WHAT IS NEEDED —
Each line of the data that mentions the string "selected" needs to be identified and copied.
..............................
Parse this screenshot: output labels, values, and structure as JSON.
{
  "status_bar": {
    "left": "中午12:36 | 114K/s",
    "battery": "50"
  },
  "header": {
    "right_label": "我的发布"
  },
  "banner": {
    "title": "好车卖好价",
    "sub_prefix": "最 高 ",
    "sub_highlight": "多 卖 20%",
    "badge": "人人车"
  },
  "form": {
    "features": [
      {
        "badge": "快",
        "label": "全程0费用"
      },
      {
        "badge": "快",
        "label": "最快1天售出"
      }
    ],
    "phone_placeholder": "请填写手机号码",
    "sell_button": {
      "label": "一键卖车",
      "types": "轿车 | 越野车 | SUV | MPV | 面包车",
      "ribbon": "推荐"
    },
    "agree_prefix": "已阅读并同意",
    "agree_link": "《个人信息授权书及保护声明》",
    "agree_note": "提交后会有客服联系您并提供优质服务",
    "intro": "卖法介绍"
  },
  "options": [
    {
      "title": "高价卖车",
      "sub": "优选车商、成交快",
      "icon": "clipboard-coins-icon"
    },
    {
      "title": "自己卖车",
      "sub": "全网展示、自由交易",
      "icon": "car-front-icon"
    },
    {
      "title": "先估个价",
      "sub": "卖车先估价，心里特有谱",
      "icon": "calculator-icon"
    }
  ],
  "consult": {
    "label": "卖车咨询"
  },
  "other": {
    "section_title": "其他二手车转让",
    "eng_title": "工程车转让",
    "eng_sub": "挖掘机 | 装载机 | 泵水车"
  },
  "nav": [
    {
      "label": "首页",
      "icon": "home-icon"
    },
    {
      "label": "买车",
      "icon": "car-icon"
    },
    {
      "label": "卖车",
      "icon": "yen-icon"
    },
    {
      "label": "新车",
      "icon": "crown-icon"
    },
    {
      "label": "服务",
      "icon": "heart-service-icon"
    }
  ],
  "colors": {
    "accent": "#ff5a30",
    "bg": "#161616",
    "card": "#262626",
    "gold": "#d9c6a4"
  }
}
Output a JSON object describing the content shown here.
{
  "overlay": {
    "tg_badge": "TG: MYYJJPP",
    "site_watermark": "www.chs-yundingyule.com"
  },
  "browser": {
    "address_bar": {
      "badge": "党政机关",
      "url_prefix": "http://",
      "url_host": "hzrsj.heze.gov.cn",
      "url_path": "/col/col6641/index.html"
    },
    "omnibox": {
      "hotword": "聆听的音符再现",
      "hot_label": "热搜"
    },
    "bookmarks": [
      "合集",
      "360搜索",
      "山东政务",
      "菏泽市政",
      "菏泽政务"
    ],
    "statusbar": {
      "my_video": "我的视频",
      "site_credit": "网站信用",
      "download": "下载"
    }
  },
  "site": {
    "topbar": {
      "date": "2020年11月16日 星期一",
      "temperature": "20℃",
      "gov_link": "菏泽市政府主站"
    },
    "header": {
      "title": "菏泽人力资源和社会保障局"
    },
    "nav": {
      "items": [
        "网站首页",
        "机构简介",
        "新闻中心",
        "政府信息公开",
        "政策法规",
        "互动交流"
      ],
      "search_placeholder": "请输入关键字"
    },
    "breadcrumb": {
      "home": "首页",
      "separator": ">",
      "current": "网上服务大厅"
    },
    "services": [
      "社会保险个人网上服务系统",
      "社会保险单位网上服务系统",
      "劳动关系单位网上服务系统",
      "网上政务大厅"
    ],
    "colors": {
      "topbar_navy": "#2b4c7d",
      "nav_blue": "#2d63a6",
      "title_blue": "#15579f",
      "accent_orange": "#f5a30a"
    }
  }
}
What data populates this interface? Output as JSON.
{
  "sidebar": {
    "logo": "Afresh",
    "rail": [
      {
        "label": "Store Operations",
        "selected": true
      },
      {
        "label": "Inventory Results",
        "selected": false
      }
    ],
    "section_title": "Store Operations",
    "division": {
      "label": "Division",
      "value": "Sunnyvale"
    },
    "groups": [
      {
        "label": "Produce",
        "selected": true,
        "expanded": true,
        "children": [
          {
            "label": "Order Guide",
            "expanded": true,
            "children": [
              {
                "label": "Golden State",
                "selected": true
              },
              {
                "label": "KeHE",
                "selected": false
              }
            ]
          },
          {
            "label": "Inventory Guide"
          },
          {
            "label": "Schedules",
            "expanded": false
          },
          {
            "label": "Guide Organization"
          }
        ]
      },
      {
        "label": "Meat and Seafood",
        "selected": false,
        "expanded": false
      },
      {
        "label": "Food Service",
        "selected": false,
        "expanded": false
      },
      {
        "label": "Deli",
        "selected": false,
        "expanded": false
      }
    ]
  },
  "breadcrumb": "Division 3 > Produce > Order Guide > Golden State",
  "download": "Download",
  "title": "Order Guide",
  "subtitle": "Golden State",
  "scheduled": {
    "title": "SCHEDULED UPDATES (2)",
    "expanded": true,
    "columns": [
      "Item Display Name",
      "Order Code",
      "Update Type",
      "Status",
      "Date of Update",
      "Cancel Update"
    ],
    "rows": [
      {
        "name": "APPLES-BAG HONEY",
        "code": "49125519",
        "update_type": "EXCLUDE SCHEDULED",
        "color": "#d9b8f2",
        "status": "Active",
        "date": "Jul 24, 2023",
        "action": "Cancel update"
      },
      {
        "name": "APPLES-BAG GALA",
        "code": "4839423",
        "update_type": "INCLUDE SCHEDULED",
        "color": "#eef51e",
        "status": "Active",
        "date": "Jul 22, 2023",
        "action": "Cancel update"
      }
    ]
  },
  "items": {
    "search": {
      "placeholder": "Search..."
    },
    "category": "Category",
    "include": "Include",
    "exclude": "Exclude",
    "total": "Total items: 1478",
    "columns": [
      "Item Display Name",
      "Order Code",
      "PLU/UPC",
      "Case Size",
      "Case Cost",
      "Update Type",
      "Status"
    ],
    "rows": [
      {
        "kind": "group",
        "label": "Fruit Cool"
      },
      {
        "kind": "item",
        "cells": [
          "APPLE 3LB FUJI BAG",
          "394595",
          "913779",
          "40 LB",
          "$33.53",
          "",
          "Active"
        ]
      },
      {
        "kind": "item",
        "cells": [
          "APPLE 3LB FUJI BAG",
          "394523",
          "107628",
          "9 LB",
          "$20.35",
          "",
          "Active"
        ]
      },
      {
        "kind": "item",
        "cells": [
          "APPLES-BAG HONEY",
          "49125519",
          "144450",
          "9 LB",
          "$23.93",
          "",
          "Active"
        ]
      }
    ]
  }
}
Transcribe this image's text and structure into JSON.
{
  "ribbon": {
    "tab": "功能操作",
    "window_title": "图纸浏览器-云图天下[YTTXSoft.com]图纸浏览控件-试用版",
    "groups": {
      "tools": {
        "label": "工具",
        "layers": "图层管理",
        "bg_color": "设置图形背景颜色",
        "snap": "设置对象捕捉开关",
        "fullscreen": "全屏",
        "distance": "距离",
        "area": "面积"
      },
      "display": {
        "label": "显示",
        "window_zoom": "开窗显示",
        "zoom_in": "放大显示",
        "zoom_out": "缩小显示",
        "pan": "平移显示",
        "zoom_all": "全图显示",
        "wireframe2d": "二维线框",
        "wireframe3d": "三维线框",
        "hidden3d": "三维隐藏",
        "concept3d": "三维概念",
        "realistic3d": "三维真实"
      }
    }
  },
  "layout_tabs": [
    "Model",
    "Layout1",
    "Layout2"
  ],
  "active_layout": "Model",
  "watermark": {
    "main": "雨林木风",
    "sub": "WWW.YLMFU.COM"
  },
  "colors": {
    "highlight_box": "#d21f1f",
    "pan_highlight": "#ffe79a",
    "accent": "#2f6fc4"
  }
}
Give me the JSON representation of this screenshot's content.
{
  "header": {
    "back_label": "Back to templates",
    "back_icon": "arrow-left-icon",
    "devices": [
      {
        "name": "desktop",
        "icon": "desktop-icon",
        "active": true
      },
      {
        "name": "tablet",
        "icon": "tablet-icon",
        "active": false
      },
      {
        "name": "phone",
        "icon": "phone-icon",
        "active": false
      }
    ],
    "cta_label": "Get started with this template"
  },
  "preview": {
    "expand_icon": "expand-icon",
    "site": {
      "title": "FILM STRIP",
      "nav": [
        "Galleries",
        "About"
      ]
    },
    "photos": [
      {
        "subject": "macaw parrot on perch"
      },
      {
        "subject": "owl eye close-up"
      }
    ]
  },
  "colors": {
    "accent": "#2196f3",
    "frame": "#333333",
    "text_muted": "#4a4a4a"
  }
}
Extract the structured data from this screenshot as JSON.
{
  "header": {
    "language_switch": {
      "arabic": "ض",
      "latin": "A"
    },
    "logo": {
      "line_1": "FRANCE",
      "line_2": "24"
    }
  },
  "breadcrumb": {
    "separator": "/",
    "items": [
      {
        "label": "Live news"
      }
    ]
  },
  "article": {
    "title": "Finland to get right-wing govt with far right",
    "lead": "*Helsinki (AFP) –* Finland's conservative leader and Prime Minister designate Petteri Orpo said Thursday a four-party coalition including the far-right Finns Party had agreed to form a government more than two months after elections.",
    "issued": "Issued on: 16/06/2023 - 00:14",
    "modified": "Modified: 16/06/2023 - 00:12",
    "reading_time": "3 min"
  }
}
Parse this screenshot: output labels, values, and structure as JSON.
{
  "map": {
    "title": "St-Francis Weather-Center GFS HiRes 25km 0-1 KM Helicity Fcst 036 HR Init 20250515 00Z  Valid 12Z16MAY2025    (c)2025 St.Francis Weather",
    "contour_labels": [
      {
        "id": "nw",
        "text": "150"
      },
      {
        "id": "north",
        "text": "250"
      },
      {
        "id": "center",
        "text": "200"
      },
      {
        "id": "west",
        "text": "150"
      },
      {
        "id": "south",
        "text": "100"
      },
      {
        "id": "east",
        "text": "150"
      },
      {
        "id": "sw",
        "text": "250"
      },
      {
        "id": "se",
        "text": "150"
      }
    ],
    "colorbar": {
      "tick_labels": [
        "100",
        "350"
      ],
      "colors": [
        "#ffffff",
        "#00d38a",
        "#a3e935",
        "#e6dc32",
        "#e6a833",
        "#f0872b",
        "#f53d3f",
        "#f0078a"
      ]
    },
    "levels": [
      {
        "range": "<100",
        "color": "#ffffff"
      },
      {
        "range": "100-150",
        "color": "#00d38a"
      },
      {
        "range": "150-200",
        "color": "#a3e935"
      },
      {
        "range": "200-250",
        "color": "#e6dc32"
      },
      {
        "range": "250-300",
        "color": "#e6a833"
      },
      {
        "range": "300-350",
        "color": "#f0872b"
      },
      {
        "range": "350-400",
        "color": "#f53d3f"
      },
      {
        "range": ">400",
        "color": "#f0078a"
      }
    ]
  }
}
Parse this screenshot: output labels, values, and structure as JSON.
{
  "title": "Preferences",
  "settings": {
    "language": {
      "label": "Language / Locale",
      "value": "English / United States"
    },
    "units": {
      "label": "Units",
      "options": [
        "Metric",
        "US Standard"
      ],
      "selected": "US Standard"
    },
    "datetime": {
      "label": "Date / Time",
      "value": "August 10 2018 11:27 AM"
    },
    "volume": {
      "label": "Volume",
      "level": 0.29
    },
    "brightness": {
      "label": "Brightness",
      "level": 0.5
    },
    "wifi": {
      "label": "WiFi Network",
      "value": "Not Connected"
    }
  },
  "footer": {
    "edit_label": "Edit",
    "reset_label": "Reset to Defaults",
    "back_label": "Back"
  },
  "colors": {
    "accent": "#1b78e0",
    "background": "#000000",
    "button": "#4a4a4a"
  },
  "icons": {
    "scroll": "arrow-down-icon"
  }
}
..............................
FINISHED TASK —
        "selected": true
        "selected": false
        "selected": true,
                "selected": true
                "selected": false
        "selected": false,
        "selected": false,
        "selected": false,
      "selected": "US Standard"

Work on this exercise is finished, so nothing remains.